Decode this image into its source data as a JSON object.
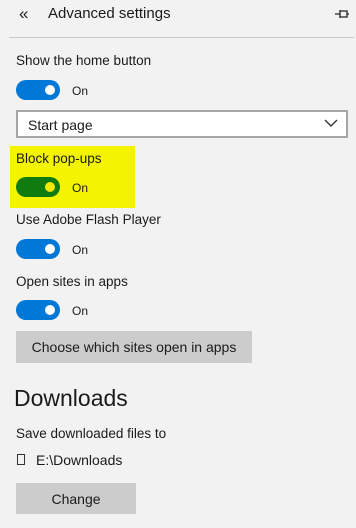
{
  "header": {
    "title": "Advanced settings",
    "back_icon": "double-chevron-left-icon",
    "pin_icon": "pin-icon"
  },
  "settings": {
    "home_button": {
      "label": "Show the home button",
      "state": "On"
    },
    "home_page_select": {
      "value": "Start page"
    },
    "block_popups": {
      "label": "Block pop-ups",
      "state": "On"
    },
    "flash": {
      "label": "Use Adobe Flash Player",
      "state": "On"
    },
    "open_sites": {
      "label": "Open sites in apps",
      "state": "On"
    },
    "choose_sites_button": "Choose which sites open in apps"
  },
  "downloads": {
    "title": "Downloads",
    "save_label": "Save downloaded files to",
    "path": "E:\\Downloads",
    "change_button": "Change"
  },
  "colors": {
    "toggle_on": "#0078d7",
    "toggle_highlighted": "#107c10",
    "highlight": "#f4f400",
    "background": "#f2f2f2"
  }
}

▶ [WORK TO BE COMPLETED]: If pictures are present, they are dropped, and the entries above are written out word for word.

▶ [RESPONSE]:
Decode this image into its source data as a JSON object.
{
  "header": {
    "title": "Advanced settings",
    "back_icon": "double-chevron-left-icon",
    "pin_icon": "pin-icon"
  },
  "settings": {
    "home_button": {
      "label": "Show the home button",
      "state": "On"
    },
    "home_page_select": {
      "value": "Start page"
    },
    "block_popups": {
      "label": "Block pop-ups",
      "state": "On"
    },
    "flash": {
      "label": "Use Adobe Flash Player",
      "state": "On"
    },
    "open_sites": {
      "label": "Open sites in apps",
      "state": "On"
    },
    "choose_sites_button": "Choose which sites open in apps"
  },
  "downloads": {
    "title": "Downloads",
    "save_label": "Save downloaded files to",
    "path": "E:\\Downloads",
    "change_button": "Change"
  },
  "colors": {
    "toggle_on": "#0078d7",
    "toggle_highlighted": "#107c10",
    "highlight": "#f4f400",
    "background": "#f2f2f2"
  }
}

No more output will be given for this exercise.